The Doctor and Tegan marched down the village street. Past the village were several high gravel screes, and the Cyberman directed them towards them. The Doctor was thinking furiously of a way out of this predicament without success. His musings were interrupted by a loud shout. Standing on top of a high gravel scree was Jax, shouting and waving his arms. “Hey, tin features! Bet you can't hit me even if I offered you a free shot! You rusty pile of junk - come up here and get me!”
The Doctor swallowed his surprise, and instead concentrated on the Cyberman as it turned to face Jax, and aimed its blaster. Seizing the opportunity, the Doctor charged the Cyberman, throwing it off balance, and causing the shot to go wild. Unfortunately, the force of the impact caused the Doctor to fall. Jolted from the Cyberman's hands, the Cyberblaster rolled a short distance.
The cybernetic creature grabbed hold of the Doctor, and began to throttle him. The Time Lord's neck was putting up little resistance to the strong metallic fingers, and the Doctor's vision blurred as he felt his life slipping away. Suddenly, a brief, sharp sound pierced his fading consciousness, and the grip on his neck relaxed, to be replaced by a heavy weight falling across his body. Gasping for breath, he struggled to extricate himself from beneath the bulk of the dead Cyberman. There was a gaping black ragged hole in its back.
Coughing and spluttering, the Doctor got slowly to his feet, and focused on Tegan, standing a short distance away, still holding the cyberblaster. “Thank you, Tegan,” he said in between a bout of coughing fits.
“That's all right, Doctor. All in a day's work,” she smiled, a look of confidence returning to her features. All the same, she was immensely relieved when the Doctor recovered enough to take the powerful weapon from her shaky hands.
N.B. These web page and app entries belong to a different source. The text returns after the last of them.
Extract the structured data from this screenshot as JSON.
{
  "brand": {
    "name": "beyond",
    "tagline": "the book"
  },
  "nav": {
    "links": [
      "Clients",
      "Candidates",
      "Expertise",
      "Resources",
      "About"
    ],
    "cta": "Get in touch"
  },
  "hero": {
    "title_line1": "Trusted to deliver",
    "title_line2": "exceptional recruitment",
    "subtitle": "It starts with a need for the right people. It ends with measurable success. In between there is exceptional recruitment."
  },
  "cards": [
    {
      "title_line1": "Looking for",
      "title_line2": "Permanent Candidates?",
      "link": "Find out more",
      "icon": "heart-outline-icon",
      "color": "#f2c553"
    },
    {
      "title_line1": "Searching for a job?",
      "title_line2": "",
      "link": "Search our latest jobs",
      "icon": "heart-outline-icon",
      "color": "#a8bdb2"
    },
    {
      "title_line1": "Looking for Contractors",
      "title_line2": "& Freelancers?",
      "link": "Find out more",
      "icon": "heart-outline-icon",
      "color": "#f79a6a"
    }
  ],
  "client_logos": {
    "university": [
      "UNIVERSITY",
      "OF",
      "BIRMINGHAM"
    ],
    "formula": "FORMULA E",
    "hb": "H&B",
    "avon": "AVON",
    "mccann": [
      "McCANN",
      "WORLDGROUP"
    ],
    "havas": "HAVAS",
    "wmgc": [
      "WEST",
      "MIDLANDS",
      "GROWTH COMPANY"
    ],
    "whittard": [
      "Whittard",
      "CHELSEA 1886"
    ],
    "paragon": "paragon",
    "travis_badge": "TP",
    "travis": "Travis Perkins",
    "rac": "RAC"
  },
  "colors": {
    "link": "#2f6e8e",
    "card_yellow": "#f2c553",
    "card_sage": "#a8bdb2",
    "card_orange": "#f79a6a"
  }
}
Jax scrambled down, and ran over to join them. “It seems you've done everyone a great service, Jax,” said the Doctor, smiling broadly. “Tell me, how did you manage to rise from the dead?”
“Well, actually,” he began with a sheepish grin, “The Cyberman's shot never hit me. I fell before it fired, but I don't think anyone noticed.”
“Commendable thinking to time that fall the way you did.”
“Well, to tell the truth, Doctor, I tripped up and hit my head. I think that made me a little reckless just now!” They all laughed at this, and then set out to find the scoutship.
An hour later, the Doctor and Tegan reentered the glade where they'd left the TARDIS. Locating the scoutship, Jax had released all the villagers unharmed, and the Doctor had wired the blaster into the control systems, causing it to self-destruct. As the Doctor and Tegan returned to the console room, they met Turlough, sleepily rubbing his eyes. “Where have you two been?” he asked.
“Oh, here and there,” replied Tegan.
“Yes, Tegan and I thought we'd found a nice place for a holiday, but it was too busy for our liking.” He exchanged a glance with Tegan, and they laughed, to Turlough's confusion.
“Will someone tell me what's going on?” he demanded.
“We're off for a holiday, that's what's on,” the Doctor replied. “How about the Eye of Orion?”
An argument erupted inside the Doctor's TARDIS as to where they should go next as the time capsule dematerialised, leaving the glade deserted.
Less than a minute later, the reptile reemerged, and resumed sunning itself on the same large rock.
This item appeared in 25 Years of a Time Lord (January 1989).